The Web would be useless without search engines. But as good as Google and Yahoo are at finding online information, much on it remains hidden, or difficult to rank in search results. On Tuesday, however, Adobe took a major step toward opening up tens of millions of pages to Google and Yahoo. The company has provided the search engines with a specialized version of its Flash animation player that reveals information about text and links in Flash files. It’s a move that could be a boon to advertisers, in particular, who have traditionally had to choose between building a site that’s aesthetically pleasing and one that can be ranked in a Web search.
The new software is required only to index Flash files, not to play them, says Justin Everett-Church, senior product manager for Adobe Flash Player. Web surfers don’t need to download a new Flash player, and content providers don’t have to change the way they write applications. “For end users, they’re going to see a lot more results and a lot better results,” says Everett-Church. “The perfect result may have been out there but trapped in a SWF [Shockwave Flash file]. But now they can find it.”

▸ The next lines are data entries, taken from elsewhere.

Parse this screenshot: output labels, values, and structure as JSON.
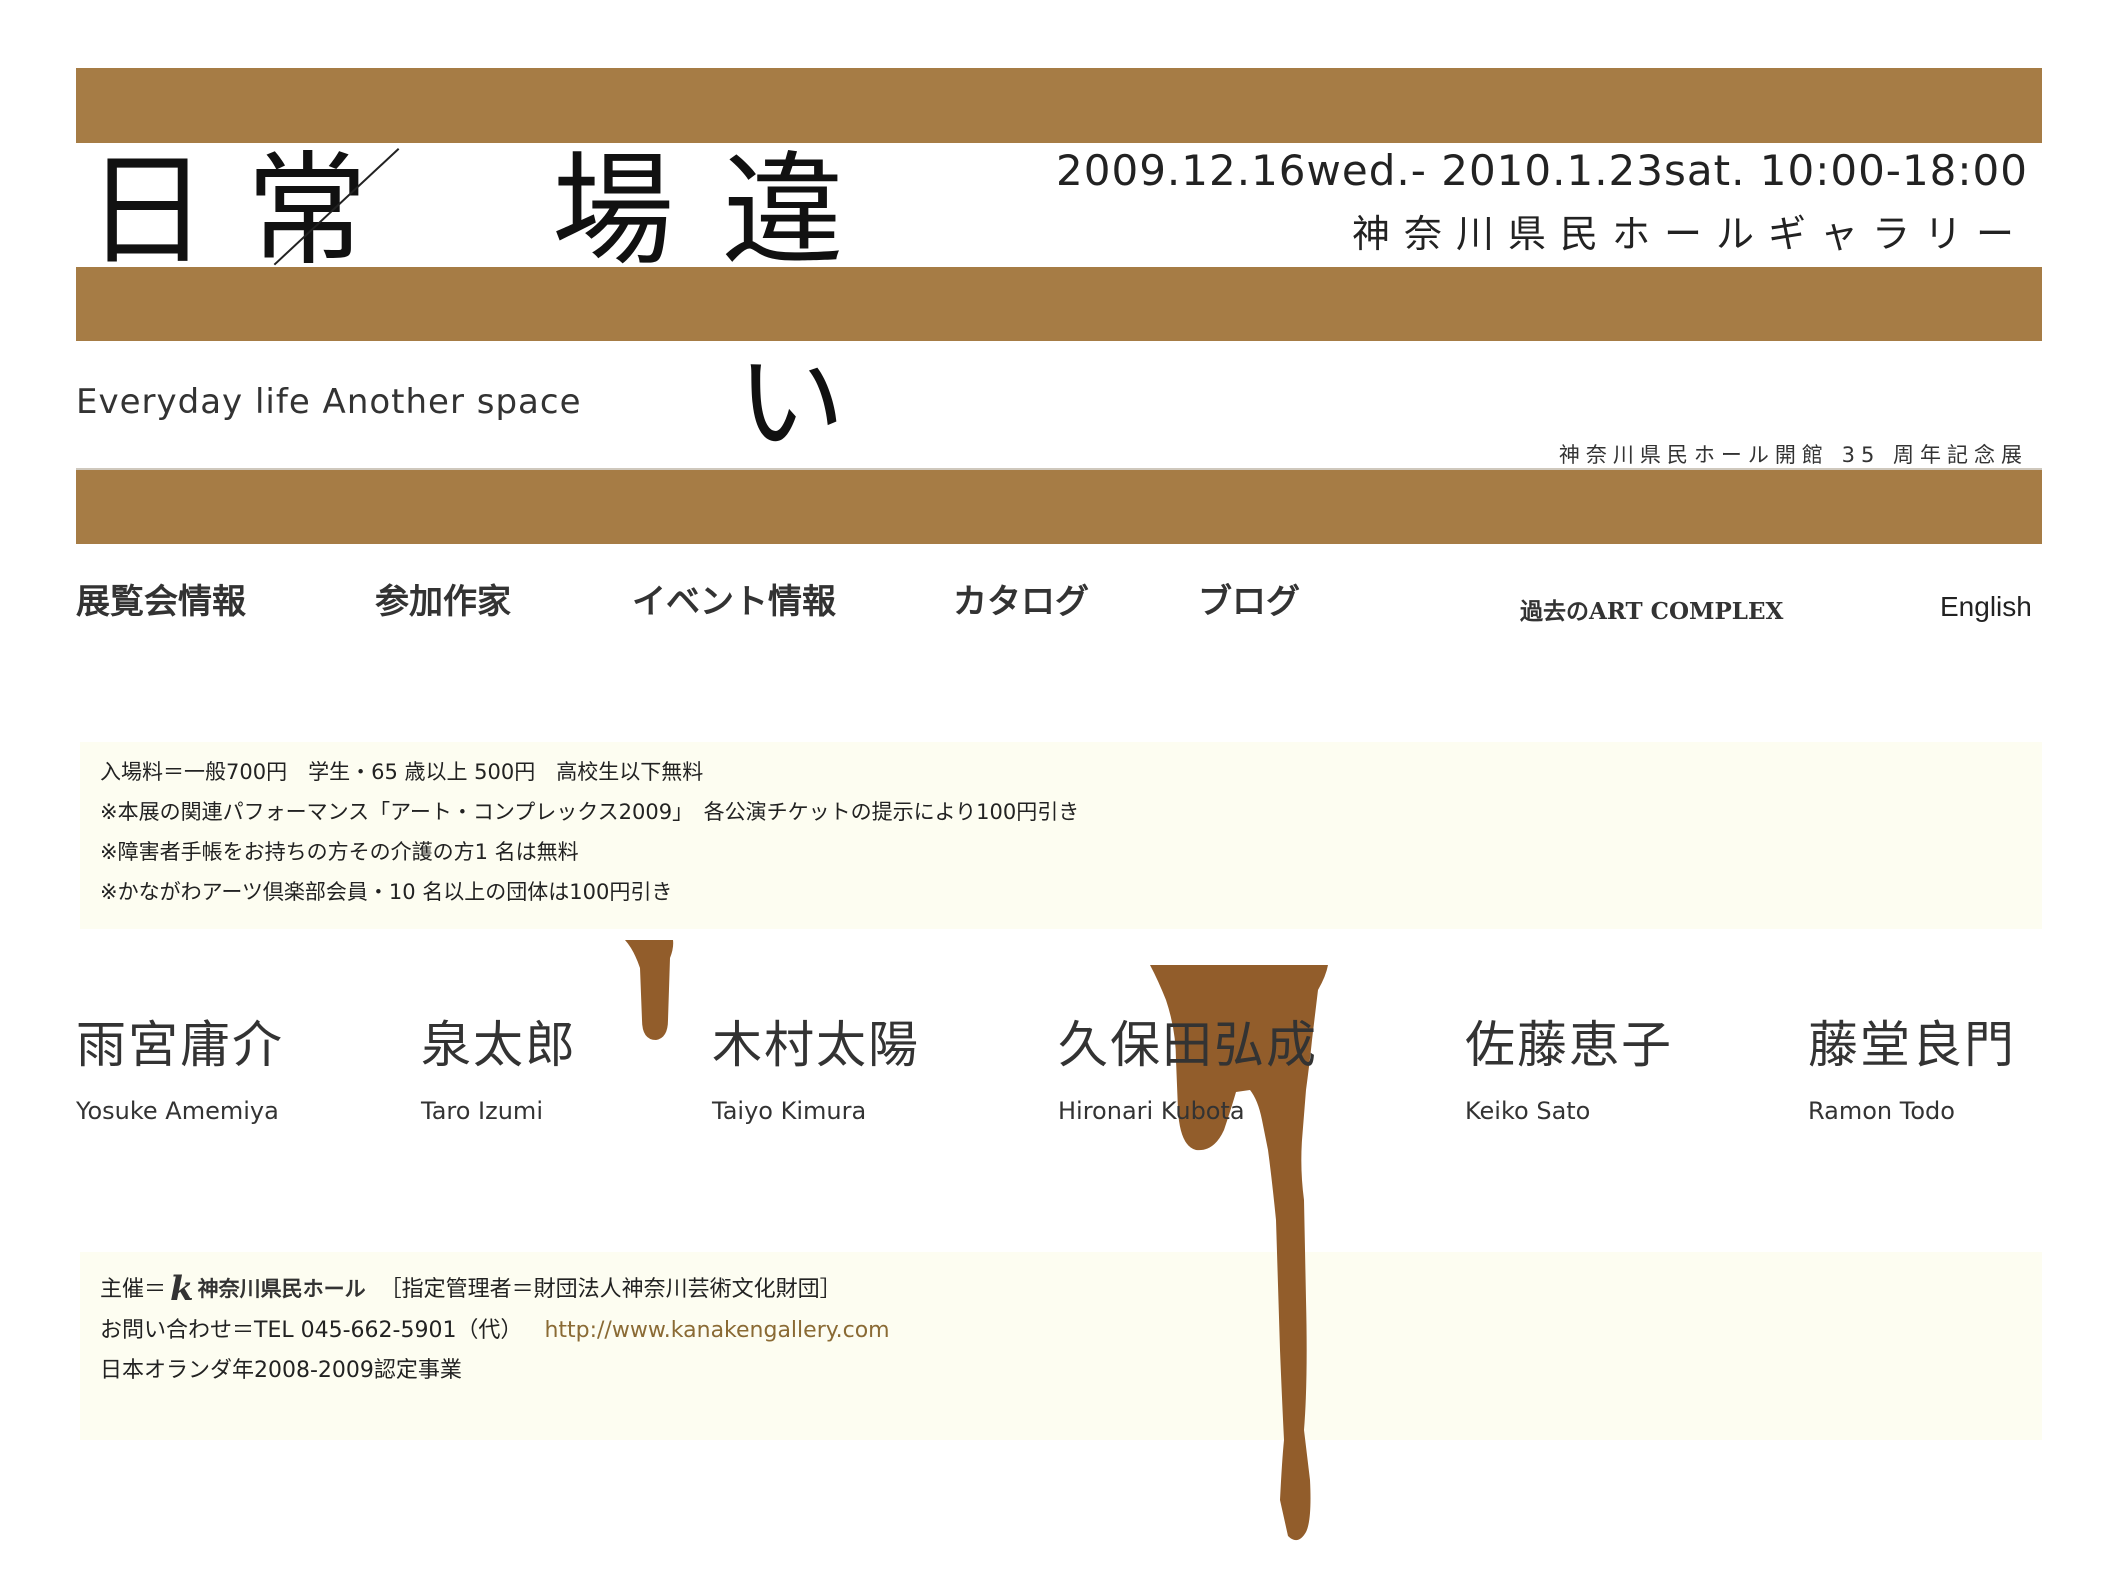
{
  "colors": {
    "band": "#a67c45",
    "drip": "#925d2b",
    "infoBg": "#fdfdf1",
    "link": "#8a6a34"
  },
  "header": {
    "title_chars": [
      "日",
      "常",
      "場",
      "違"
    ],
    "title_tail": "い",
    "dates": "2009.12.16wed.- 2010.1.23sat. 10:00-18:00",
    "venue": "神奈川県民ホールギャラリー",
    "subtitle_en": "Everyday life Another space",
    "anniversary": "神奈川県民ホール開館 35 周年記念展"
  },
  "nav": [
    {
      "label": "展覧会情報"
    },
    {
      "label": "参加作家"
    },
    {
      "label": "イベント情報"
    },
    {
      "label": "カタログ"
    },
    {
      "label": "ブログ"
    },
    {
      "label": "過去のART COMPLEX"
    },
    {
      "label": "English"
    }
  ],
  "info": [
    "入場料＝一般700円　学生・65 歳以上 500円　高校生以下無料",
    "※本展の関連パフォーマンス「アート・コンプレックス2009」　各公演チケットの提示により100円引き",
    "※障害者手帳をお持ちの方その介護の方1 名は無料",
    "※かながわアーツ倶楽部会員・10 名以上の団体は100円引き"
  ],
  "artists": [
    {
      "jp": "雨宮庸介",
      "en": "Yosuke Amemiya"
    },
    {
      "jp": "泉太郎",
      "en": "Taro Izumi"
    },
    {
      "jp": "木村太陽",
      "en": "Taiyo Kimura"
    },
    {
      "jp": "久保田弘成",
      "en": "Hironari Kubota"
    },
    {
      "jp": "佐藤恵子",
      "en": "Keiko Sato"
    },
    {
      "jp": "藤堂良門",
      "en": "Ramon Todo"
    }
  ],
  "footer": {
    "organizer_prefix": "主催＝",
    "logo_letter": "k",
    "logo_name": "神奈川県民ホール",
    "organizer_suffix": "［指定管理者＝財団法人神奈川芸術文化財団］",
    "contact": "お問い合わせ＝TEL 045-662-5901（代）",
    "url": "http://www.kanakengallery.com",
    "certified": "日本オランダ年2008-2009認定事業"
  }
}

Currently, Google indexes nearly 71 million Flash files on the Internet (this number can be acquired by searching “filetype:swf”). These files have, to a limited degree, always been searchable. Before Adobe’s announcement, search engines were able to look at a Flash file and extract static text and links from it. But they couldn’t tell where on the Flash site the text fell–on the main page, for instance, or deep within the site–which made it difficult to evaluate its importance. Search engines would also miss moving text inside animations.
Adobe gave Google and Yahoo new Flash player technology that works in conjunction with the “spiders” that search engines use to index Web pages. (Microsoft, which has developed its own competitor to Flash, called Silverlight, is not publicly involved in Adobe’s initiative.) Spiders are autonomous programs that browse through the Web in a systematic fashion. Adobe’s new player allows these spiders to load Flash files, read the text and links, and click any buttons or tabs. This allows the spider to make inferences about the context in which a word or link occurs–something it couldn’t do before.
“Previously, content providers have had to make a trade-off between using a SWF [pronounced ‘swiff’] and searchability,” says Everett-Church. But now, he says, Adobe hopes that more people will feel comfortable developing visually appealing sites without forgoing search rank.
Analysts agree that it’s important to make more of the Web searchable, and Adobe’s move is crucial. However, it’s an intermediate step, says Peter Elst, a Flash platform consultant. While the move opens up more text and links to search engines, site designers should have “control over what exactly gets indexed and how it should be interpreted by a search engine,” Elst says. With conventional Web pages, designers exert that control by adding metadata and tags that describe their sites. But, Elst says, that’s not yet possible with the new Flash tools.
At this stage, says Elst, many Flash programmers are concerned about how Google and Yahoo will use their newly acquired information to rank sites. “As far as we know,” he says, “the data that gets indexed is just a raw dump, and no context is applied, making it difficult to figure out how you can actually use this to do search-engine optimization and get higher page ranks.”